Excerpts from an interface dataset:
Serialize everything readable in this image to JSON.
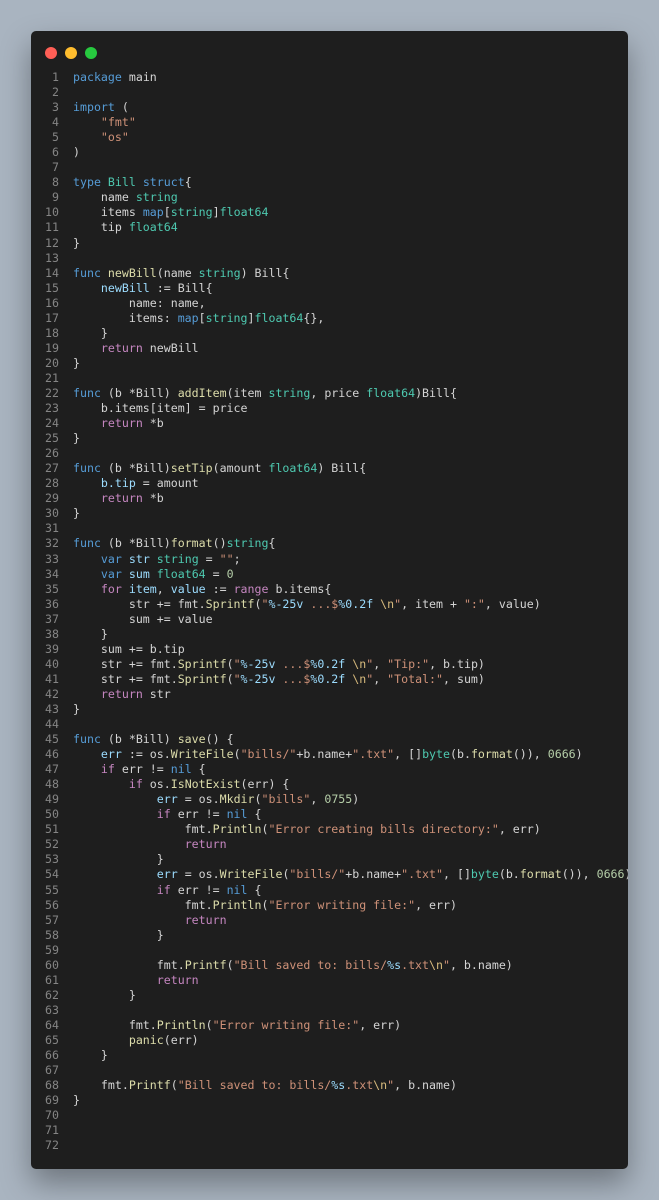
{
  "window": {
    "controls": [
      "close",
      "minimize",
      "maximize"
    ]
  },
  "colors": {
    "background": "#a9b4c0",
    "editor": "#1e1e1e",
    "keyword": "#569cd6",
    "control": "#c586c0",
    "type": "#4ec9b0",
    "function": "#dcdcaa",
    "string": "#ce9178",
    "number": "#b5cea8",
    "variable": "#9cdcfe",
    "plain": "#d4d4d4"
  },
  "code": {
    "language": "go",
    "lines": [
      [
        [
          "kw",
          "package"
        ],
        [
          "pl",
          " main"
        ]
      ],
      [],
      [
        [
          "kw",
          "import"
        ],
        [
          "pl",
          " ("
        ]
      ],
      [
        [
          "pl",
          "    "
        ],
        [
          "str",
          "\"fmt\""
        ]
      ],
      [
        [
          "pl",
          "    "
        ],
        [
          "str",
          "\"os\""
        ]
      ],
      [
        [
          "pl",
          ")"
        ]
      ],
      [],
      [
        [
          "kw",
          "type"
        ],
        [
          "pl",
          " "
        ],
        [
          "ty",
          "Bill"
        ],
        [
          "pl",
          " "
        ],
        [
          "kw",
          "struct"
        ],
        [
          "pl",
          "{"
        ]
      ],
      [
        [
          "pl",
          "    name "
        ],
        [
          "ty",
          "string"
        ]
      ],
      [
        [
          "pl",
          "    items "
        ],
        [
          "kw",
          "map"
        ],
        [
          "pl",
          "["
        ],
        [
          "ty",
          "string"
        ],
        [
          "pl",
          "]"
        ],
        [
          "ty",
          "float64"
        ]
      ],
      [
        [
          "pl",
          "    tip "
        ],
        [
          "ty",
          "float64"
        ]
      ],
      [
        [
          "pl",
          "}"
        ]
      ],
      [],
      [
        [
          "kw",
          "func"
        ],
        [
          "pl",
          " "
        ],
        [
          "fn",
          "newBill"
        ],
        [
          "pl",
          "(name "
        ],
        [
          "ty",
          "string"
        ],
        [
          "pl",
          ") Bill{"
        ]
      ],
      [
        [
          "pl",
          "    "
        ],
        [
          "var",
          "newBill"
        ],
        [
          "pl",
          " := Bill{"
        ]
      ],
      [
        [
          "pl",
          "        name: name,"
        ]
      ],
      [
        [
          "pl",
          "        items: "
        ],
        [
          "kw",
          "map"
        ],
        [
          "pl",
          "["
        ],
        [
          "ty",
          "string"
        ],
        [
          "pl",
          "]"
        ],
        [
          "ty",
          "float64"
        ],
        [
          "pl",
          "{},"
        ]
      ],
      [
        [
          "pl",
          "    }"
        ]
      ],
      [
        [
          "pl",
          "    "
        ],
        [
          "ctl",
          "return"
        ],
        [
          "pl",
          " newBill"
        ]
      ],
      [
        [
          "pl",
          "}"
        ]
      ],
      [],
      [
        [
          "kw",
          "func"
        ],
        [
          "pl",
          " (b *Bill) "
        ],
        [
          "fn",
          "addItem"
        ],
        [
          "pl",
          "(item "
        ],
        [
          "ty",
          "string"
        ],
        [
          "pl",
          ", price "
        ],
        [
          "ty",
          "float64"
        ],
        [
          "pl",
          ")Bill{"
        ]
      ],
      [
        [
          "pl",
          "    b.items[item] = price"
        ]
      ],
      [
        [
          "pl",
          "    "
        ],
        [
          "ctl",
          "return"
        ],
        [
          "pl",
          " *b"
        ]
      ],
      [
        [
          "pl",
          "}"
        ]
      ],
      [],
      [
        [
          "kw",
          "func"
        ],
        [
          "pl",
          " (b *Bill)"
        ],
        [
          "fn",
          "setTip"
        ],
        [
          "pl",
          "(amount "
        ],
        [
          "ty",
          "float64"
        ],
        [
          "pl",
          ") Bill{"
        ]
      ],
      [
        [
          "pl",
          "    "
        ],
        [
          "var",
          "b.tip"
        ],
        [
          "pl",
          " = amount"
        ]
      ],
      [
        [
          "pl",
          "    "
        ],
        [
          "ctl",
          "return"
        ],
        [
          "pl",
          " *b"
        ]
      ],
      [
        [
          "pl",
          "}"
        ]
      ],
      [],
      [
        [
          "kw",
          "func"
        ],
        [
          "pl",
          " (b *Bill)"
        ],
        [
          "fn",
          "format"
        ],
        [
          "pl",
          "()"
        ],
        [
          "ty",
          "string"
        ],
        [
          "pl",
          "{"
        ]
      ],
      [
        [
          "pl",
          "    "
        ],
        [
          "kw",
          "var"
        ],
        [
          "pl",
          " "
        ],
        [
          "var",
          "str"
        ],
        [
          "pl",
          " "
        ],
        [
          "ty",
          "string"
        ],
        [
          "pl",
          " = "
        ],
        [
          "str",
          "\"\""
        ],
        [
          "pl",
          ";"
        ]
      ],
      [
        [
          "pl",
          "    "
        ],
        [
          "kw",
          "var"
        ],
        [
          "pl",
          " "
        ],
        [
          "var",
          "sum"
        ],
        [
          "pl",
          " "
        ],
        [
          "ty",
          "float64"
        ],
        [
          "pl",
          " = "
        ],
        [
          "num",
          "0"
        ]
      ],
      [
        [
          "pl",
          "    "
        ],
        [
          "ctl",
          "for"
        ],
        [
          "pl",
          " "
        ],
        [
          "var",
          "item"
        ],
        [
          "pl",
          ", "
        ],
        [
          "var",
          "value"
        ],
        [
          "pl",
          " := "
        ],
        [
          "ctl",
          "range"
        ],
        [
          "pl",
          " b.items{"
        ]
      ],
      [
        [
          "pl",
          "        str += fmt."
        ],
        [
          "fn",
          "Sprintf"
        ],
        [
          "pl",
          "("
        ],
        [
          "str",
          "\""
        ],
        [
          "var",
          "%-25v"
        ],
        [
          "str",
          " ...$"
        ],
        [
          "var",
          "%0.2f"
        ],
        [
          "str",
          " "
        ],
        [
          "esc",
          "\\n"
        ],
        [
          "str",
          "\""
        ],
        [
          "pl",
          ", item + "
        ],
        [
          "str",
          "\":\""
        ],
        [
          "pl",
          ", value)"
        ]
      ],
      [
        [
          "pl",
          "        sum += value"
        ]
      ],
      [
        [
          "pl",
          "    }"
        ]
      ],
      [
        [
          "pl",
          "    sum += b.tip"
        ]
      ],
      [
        [
          "pl",
          "    str += fmt."
        ],
        [
          "fn",
          "Sprintf"
        ],
        [
          "pl",
          "("
        ],
        [
          "str",
          "\""
        ],
        [
          "var",
          "%-25v"
        ],
        [
          "str",
          " ...$"
        ],
        [
          "var",
          "%0.2f"
        ],
        [
          "str",
          " "
        ],
        [
          "esc",
          "\\n"
        ],
        [
          "str",
          "\""
        ],
        [
          "pl",
          ", "
        ],
        [
          "str",
          "\"Tip:\""
        ],
        [
          "pl",
          ", b.tip)"
        ]
      ],
      [
        [
          "pl",
          "    str += fmt."
        ],
        [
          "fn",
          "Sprintf"
        ],
        [
          "pl",
          "("
        ],
        [
          "str",
          "\""
        ],
        [
          "var",
          "%-25v"
        ],
        [
          "str",
          " ...$"
        ],
        [
          "var",
          "%0.2f"
        ],
        [
          "str",
          " "
        ],
        [
          "esc",
          "\\n"
        ],
        [
          "str",
          "\""
        ],
        [
          "pl",
          ", "
        ],
        [
          "str",
          "\"Total:\""
        ],
        [
          "pl",
          ", sum)"
        ]
      ],
      [
        [
          "pl",
          "    "
        ],
        [
          "ctl",
          "return"
        ],
        [
          "pl",
          " str"
        ]
      ],
      [
        [
          "pl",
          "}"
        ]
      ],
      [],
      [
        [
          "kw",
          "func"
        ],
        [
          "pl",
          " (b *Bill) "
        ],
        [
          "fn",
          "save"
        ],
        [
          "pl",
          "() {"
        ]
      ],
      [
        [
          "pl",
          "    "
        ],
        [
          "var",
          "err"
        ],
        [
          "pl",
          " := os."
        ],
        [
          "fn",
          "WriteFile"
        ],
        [
          "pl",
          "("
        ],
        [
          "str",
          "\"bills/\""
        ],
        [
          "pl",
          "+b.name+"
        ],
        [
          "str",
          "\".txt\""
        ],
        [
          "pl",
          ", []"
        ],
        [
          "ty",
          "byte"
        ],
        [
          "pl",
          "(b."
        ],
        [
          "fn",
          "format"
        ],
        [
          "pl",
          "()), "
        ],
        [
          "num",
          "0666"
        ],
        [
          "pl",
          ")"
        ]
      ],
      [
        [
          "pl",
          "    "
        ],
        [
          "ctl",
          "if"
        ],
        [
          "pl",
          " err != "
        ],
        [
          "kw",
          "nil"
        ],
        [
          "pl",
          " {"
        ]
      ],
      [
        [
          "pl",
          "        "
        ],
        [
          "ctl",
          "if"
        ],
        [
          "pl",
          " os."
        ],
        [
          "fn",
          "IsNotExist"
        ],
        [
          "pl",
          "(err) {"
        ]
      ],
      [
        [
          "pl",
          "            "
        ],
        [
          "var",
          "err"
        ],
        [
          "pl",
          " = os."
        ],
        [
          "fn",
          "Mkdir"
        ],
        [
          "pl",
          "("
        ],
        [
          "str",
          "\"bills\""
        ],
        [
          "pl",
          ", "
        ],
        [
          "num",
          "0755"
        ],
        [
          "pl",
          ")"
        ]
      ],
      [
        [
          "pl",
          "            "
        ],
        [
          "ctl",
          "if"
        ],
        [
          "pl",
          " err != "
        ],
        [
          "kw",
          "nil"
        ],
        [
          "pl",
          " {"
        ]
      ],
      [
        [
          "pl",
          "                fmt."
        ],
        [
          "fn",
          "Println"
        ],
        [
          "pl",
          "("
        ],
        [
          "str",
          "\"Error creating bills directory:\""
        ],
        [
          "pl",
          ", err)"
        ]
      ],
      [
        [
          "pl",
          "                "
        ],
        [
          "ctl",
          "return"
        ]
      ],
      [
        [
          "pl",
          "            }"
        ]
      ],
      [
        [
          "pl",
          "            "
        ],
        [
          "var",
          "err"
        ],
        [
          "pl",
          " = os."
        ],
        [
          "fn",
          "WriteFile"
        ],
        [
          "pl",
          "("
        ],
        [
          "str",
          "\"bills/\""
        ],
        [
          "pl",
          "+b.name+"
        ],
        [
          "str",
          "\".txt\""
        ],
        [
          "pl",
          ", []"
        ],
        [
          "ty",
          "byte"
        ],
        [
          "pl",
          "(b."
        ],
        [
          "fn",
          "format"
        ],
        [
          "pl",
          "()), "
        ],
        [
          "num",
          "0666"
        ],
        [
          "pl",
          ")"
        ]
      ],
      [
        [
          "pl",
          "            "
        ],
        [
          "ctl",
          "if"
        ],
        [
          "pl",
          " err != "
        ],
        [
          "kw",
          "nil"
        ],
        [
          "pl",
          " {"
        ]
      ],
      [
        [
          "pl",
          "                fmt."
        ],
        [
          "fn",
          "Println"
        ],
        [
          "pl",
          "("
        ],
        [
          "str",
          "\"Error writing file:\""
        ],
        [
          "pl",
          ", err)"
        ]
      ],
      [
        [
          "pl",
          "                "
        ],
        [
          "ctl",
          "return"
        ]
      ],
      [
        [
          "pl",
          "            }"
        ]
      ],
      [],
      [
        [
          "pl",
          "            fmt."
        ],
        [
          "fn",
          "Printf"
        ],
        [
          "pl",
          "("
        ],
        [
          "str",
          "\"Bill saved to: bills/"
        ],
        [
          "var",
          "%s"
        ],
        [
          "str",
          ".txt"
        ],
        [
          "esc",
          "\\n"
        ],
        [
          "str",
          "\""
        ],
        [
          "pl",
          ", b.name)"
        ]
      ],
      [
        [
          "pl",
          "            "
        ],
        [
          "ctl",
          "return"
        ]
      ],
      [
        [
          "pl",
          "        }"
        ]
      ],
      [],
      [
        [
          "pl",
          "        fmt."
        ],
        [
          "fn",
          "Println"
        ],
        [
          "pl",
          "("
        ],
        [
          "str",
          "\"Error writing file:\""
        ],
        [
          "pl",
          ", err)"
        ]
      ],
      [
        [
          "pl",
          "        "
        ],
        [
          "fn",
          "panic"
        ],
        [
          "pl",
          "(err)"
        ]
      ],
      [
        [
          "pl",
          "    }"
        ]
      ],
      [],
      [
        [
          "pl",
          "    fmt."
        ],
        [
          "fn",
          "Printf"
        ],
        [
          "pl",
          "("
        ],
        [
          "str",
          "\"Bill saved to: bills/"
        ],
        [
          "var",
          "%s"
        ],
        [
          "str",
          ".txt"
        ],
        [
          "esc",
          "\\n"
        ],
        [
          "str",
          "\""
        ],
        [
          "pl",
          ", b.name)"
        ]
      ],
      [
        [
          "pl",
          "}"
        ]
      ],
      [],
      [],
      []
    ]
  }
}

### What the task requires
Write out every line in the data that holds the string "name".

### Task answer
          "    name "
          "(name "
          "        name: name,"
          "+b.name+"
          "+b.name+"
          ", b.name)"
          ", b.name)"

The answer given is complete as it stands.